Research in motor learning suggests that provision of analogy instructions can induce stable motor performance in difficult situations, such as those that involve psychological stress or secondary tasks (e.g., Liao & Masters, 2001; Poolton, Masters, & Maxwell, 2006, 2007). Limited research has been conducted to test this proposition in children. The purpose of this pilot study was to explore the use of an analogy-assisted instruction protocol compared to explicit instructions on children’s rope skipping training. A group of four experienced physical education teachers were invited for a focus group interview to (a) design explicit and analogy-assisted instruction protocols that best describe the rope skipping skill, and (b) identify key assessment criteria to evaluate performance outcomes. Twelve children (5 boys and 7 girls) 5 to 6 years of age were recruited and were randomly assigned to one of the two instruction protocols for 3 training sessions. Results revealed that children in the analogy-assisted instruction group gained significant improvements earlier than those in the explicit instruction group, indicating analogy-assisted instruction may be more effective for promoting early improvement in performance. Moreover, a transfer test with a concurrent secondary cognitive task (counting backward in 2’s) further indicated that children in the analogy-assisted instruction group performed more effectively with a higher number of successful jumps, while those from the explicit instruction group displayed decrements in performance. However, both groups showed no significant difference in movement form. These results suggest that analogy-assisted instructions may be used to aid children when acquiring complex motor skills, with potential benefits related to reduced cognitive processing requirements (effective dual task performance). The findings provide the basis for further research that will examine the effectiveness of analogy-assisted instruction for complex motor skills in children.
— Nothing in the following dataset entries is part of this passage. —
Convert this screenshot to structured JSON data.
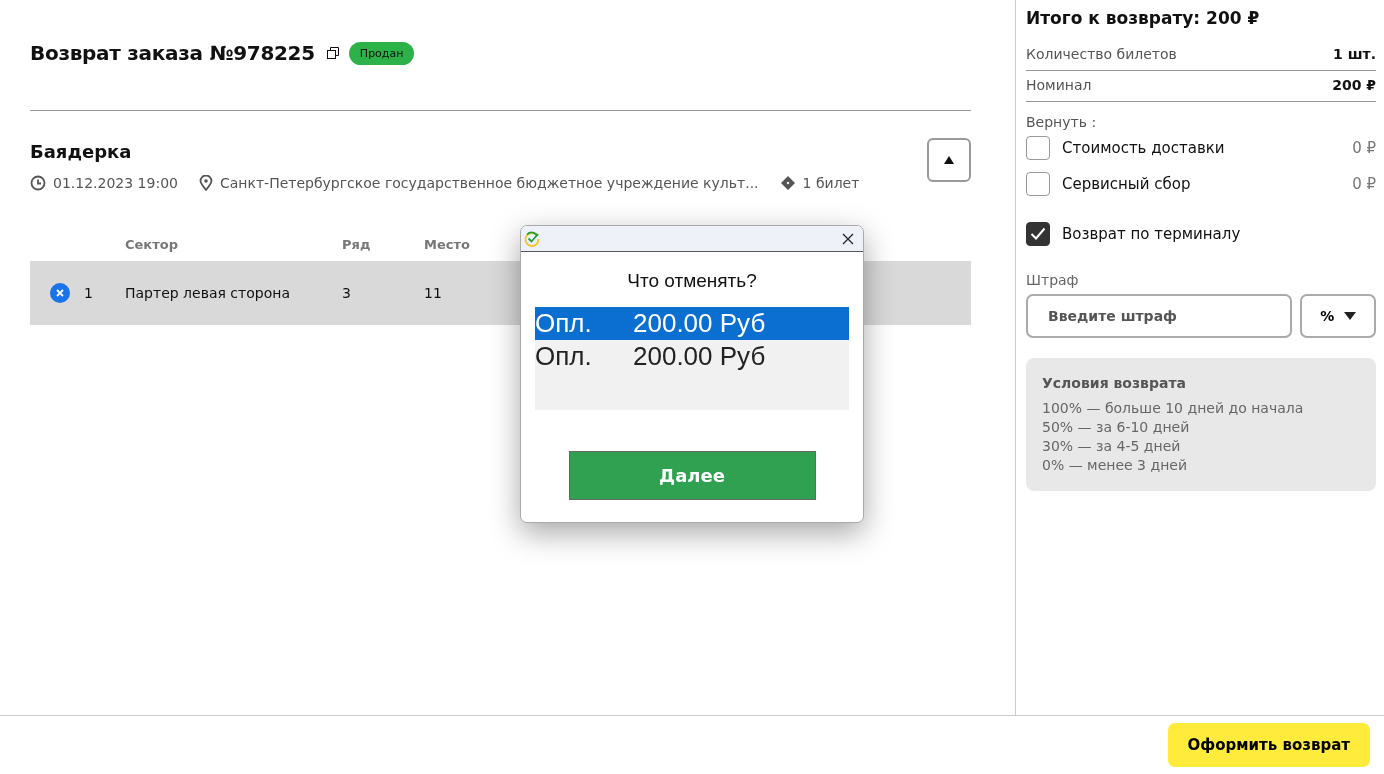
{
  "order": {
    "title": "Возврат заказа №978225",
    "status": "Продан"
  },
  "event": {
    "title": "Баядерка",
    "expanded": true,
    "date": "01.12.2023 19:00",
    "venue": "Санкт-Петербургское государственное бюджетное учреждение культ...",
    "tickets": "1 билет"
  },
  "table": {
    "columns": [
      "Сектор",
      "Ряд",
      "Место"
    ],
    "rows": [
      {
        "number": "1",
        "cells": [
          "Партер левая сторона",
          "3",
          "11"
        ]
      }
    ]
  },
  "summary": {
    "title": "Итого к возврату: 200 ₽",
    "lines": [
      {
        "label": "Количество билетов",
        "value": "1 шт."
      },
      {
        "label": "Номинал",
        "value": "200 ₽"
      }
    ],
    "return_label": "Вернуть :",
    "options": [
      {
        "label": "Стоимость доставки",
        "value": "0 ₽",
        "checked": false
      },
      {
        "label": "Сервисный сбор",
        "value": "0 ₽",
        "checked": false
      }
    ],
    "terminal": {
      "label": "Возврат по терминалу",
      "checked": true
    },
    "fine": {
      "label": "Штраф",
      "placeholder": "Введите штраф",
      "unit": "%"
    },
    "conditions": {
      "title": "Условия возврата",
      "lines": [
        "100% — больше 10 дней до начала",
        "50% — за 6-10 дней",
        "30% — за 4-5 дней",
        "0% — менее 3 дней"
      ]
    }
  },
  "footer": {
    "submit": "Оформить возврат"
  },
  "dialog": {
    "question": "Что отменять?",
    "items": [
      {
        "type": "Опл.",
        "amount": "200.00 Руб",
        "selected": true
      },
      {
        "type": "Опл.",
        "amount": "200.00 Руб",
        "selected": false
      }
    ],
    "button": "Далее"
  }
}
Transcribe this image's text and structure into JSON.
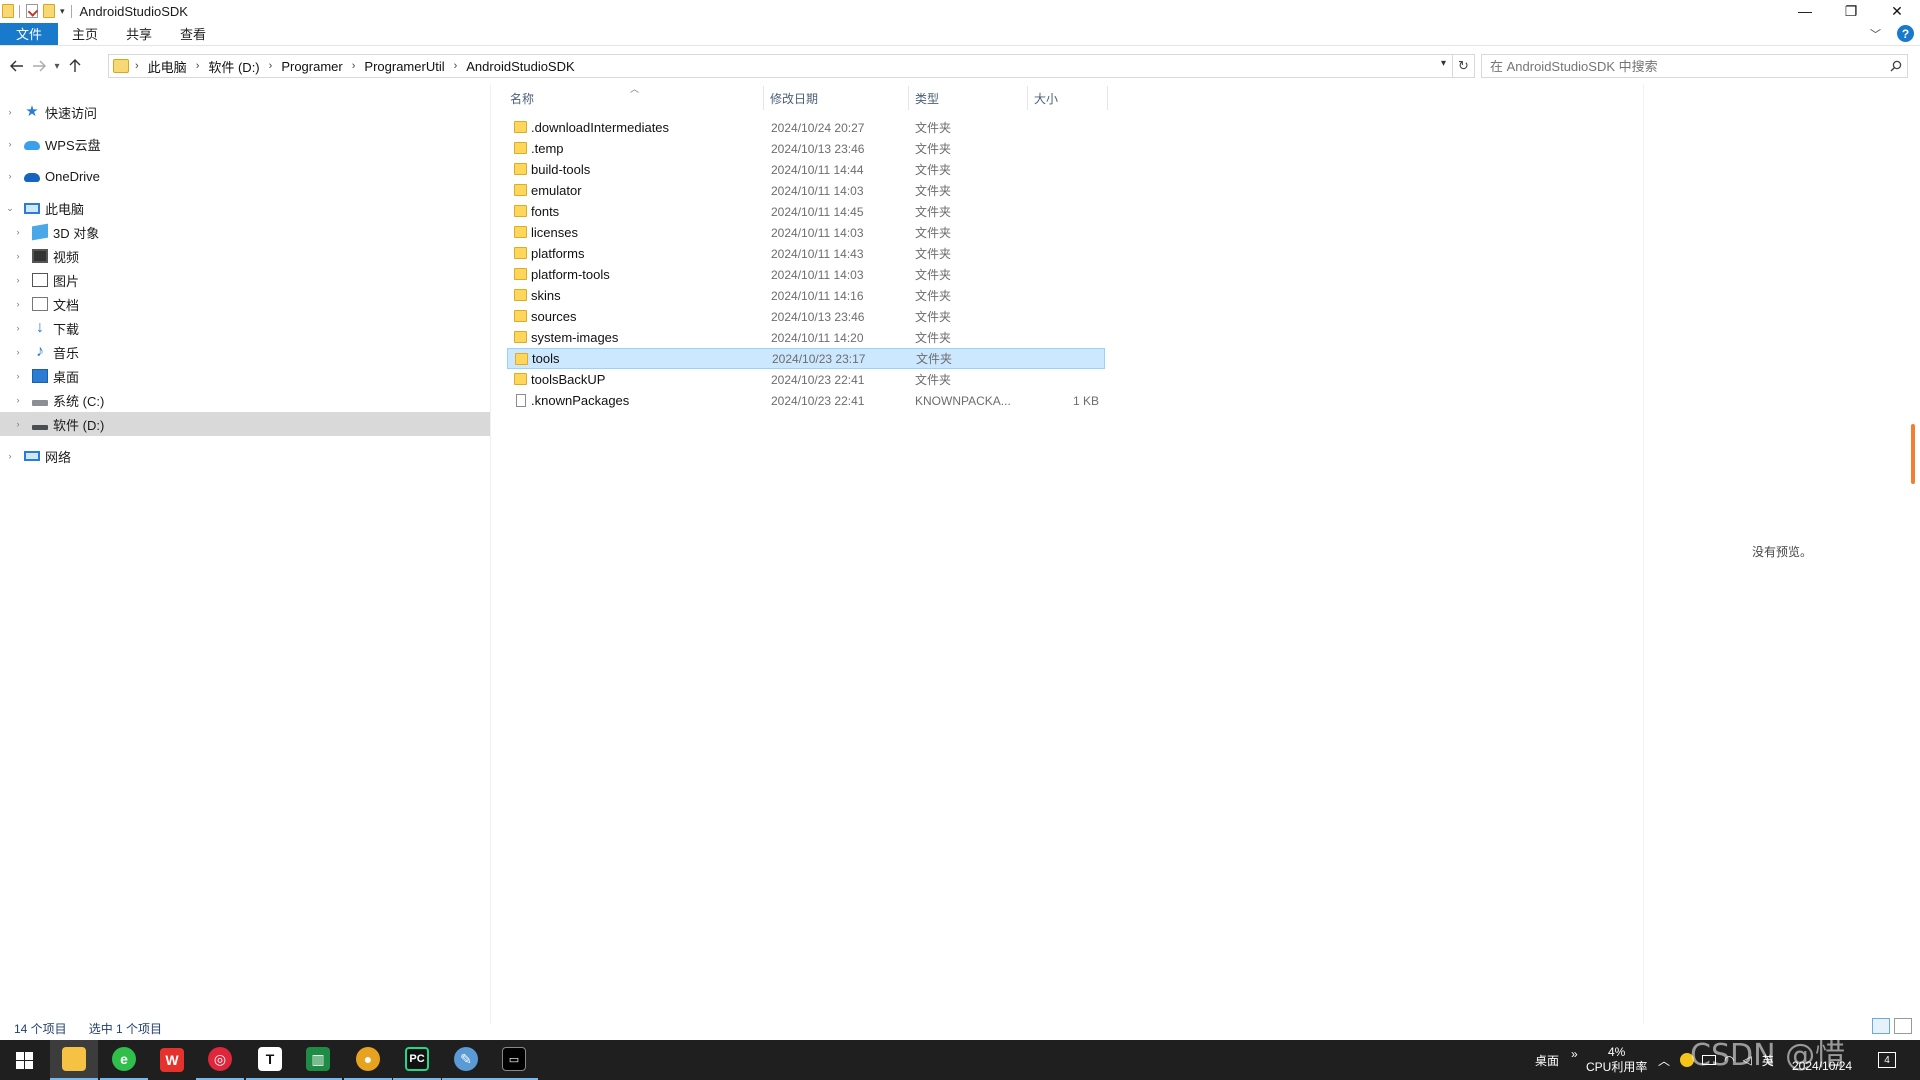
{
  "window": {
    "title": "AndroidStudioSDK",
    "controls": {
      "minimize": "—",
      "maximize": "❐",
      "close": "✕"
    }
  },
  "ribbon": {
    "tabs": [
      "文件",
      "主页",
      "共享",
      "查看"
    ],
    "help": "?"
  },
  "address": {
    "crumbs": [
      "此电脑",
      "软件 (D:)",
      "Programer",
      "ProgramerUtil",
      "AndroidStudioSDK"
    ]
  },
  "search": {
    "placeholder": "在 AndroidStudioSDK 中搜索"
  },
  "nav": {
    "quick_access": "快速访问",
    "wps_cloud": "WPS云盘",
    "onedrive": "OneDrive",
    "this_pc": "此电脑",
    "objects_3d": "3D 对象",
    "videos": "视频",
    "pictures": "图片",
    "documents": "文档",
    "downloads": "下载",
    "music": "音乐",
    "desktop": "桌面",
    "drive_c": "系统 (C:)",
    "drive_d": "软件 (D:)",
    "network": "网络"
  },
  "columns": {
    "name": "名称",
    "modified": "修改日期",
    "type": "类型",
    "size": "大小"
  },
  "files": [
    {
      "name": ".downloadIntermediates",
      "modified": "2024/10/24 20:27",
      "type": "文件夹",
      "size": ""
    },
    {
      "name": ".temp",
      "modified": "2024/10/13 23:46",
      "type": "文件夹",
      "size": ""
    },
    {
      "name": "build-tools",
      "modified": "2024/10/11 14:44",
      "type": "文件夹",
      "size": ""
    },
    {
      "name": "emulator",
      "modified": "2024/10/11 14:03",
      "type": "文件夹",
      "size": ""
    },
    {
      "name": "fonts",
      "modified": "2024/10/11 14:45",
      "type": "文件夹",
      "size": ""
    },
    {
      "name": "licenses",
      "modified": "2024/10/11 14:03",
      "type": "文件夹",
      "size": ""
    },
    {
      "name": "platforms",
      "modified": "2024/10/11 14:43",
      "type": "文件夹",
      "size": ""
    },
    {
      "name": "platform-tools",
      "modified": "2024/10/11 14:03",
      "type": "文件夹",
      "size": ""
    },
    {
      "name": "skins",
      "modified": "2024/10/11 14:16",
      "type": "文件夹",
      "size": ""
    },
    {
      "name": "sources",
      "modified": "2024/10/13 23:46",
      "type": "文件夹",
      "size": ""
    },
    {
      "name": "system-images",
      "modified": "2024/10/11 14:20",
      "type": "文件夹",
      "size": ""
    },
    {
      "name": "tools",
      "modified": "2024/10/23 23:17",
      "type": "文件夹",
      "size": ""
    },
    {
      "name": "toolsBackUP",
      "modified": "2024/10/23 22:41",
      "type": "文件夹",
      "size": ""
    },
    {
      "name": ".knownPackages",
      "modified": "2024/10/23 22:41",
      "type": "KNOWNPACKA...",
      "size": "1 KB"
    }
  ],
  "selected_file": "tools",
  "preview": {
    "empty_text": "没有预览。"
  },
  "status": {
    "count": "14 个项目",
    "selected": "选中 1 个项目"
  },
  "taskbar": {
    "desktop_label": "桌面",
    "overflow": "»",
    "cpu_percent": "4%",
    "cpu_label": "CPU利用率",
    "ime": "英",
    "date": "2024/10/24",
    "notification_count": "4",
    "app_icons": [
      "windows-start",
      "file-explorer",
      "browser",
      "wps-office",
      "netease-music",
      "typora",
      "excel-like",
      "chrome-like",
      "pycharm",
      "paint-app",
      "terminal"
    ]
  },
  "watermark": "CSDN @惜"
}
|Publication status||Published - Feb 2015|
|Event||Spring Symposium for Young Researchers in the Science of Learning: Young Researchers in the Science of Learning - The University of Hong Kong, Hong Kong, China|
Duration: 27 Feb 2015 → 28 Feb 2015
|Conference||Spring Symposium for Young Researchers in the Science of Learning: Young Researchers in the Science of Learning|
|Period||27/02/15 → 28/02/15|
CitationTse, A. C. Y. (2015, February). Effects of different motor learning instructions on motor skill acquisition: A pilot study of rope skipping training for children aged 5-6 years. Paper presented at the Spring Symposium for Young Researchers in the Science of Learning: Young Researchers in the Science of Learning, The University of Hong Kong, Hong Kong, China.
- Alt. title: Application of analogy in motor learning of different fields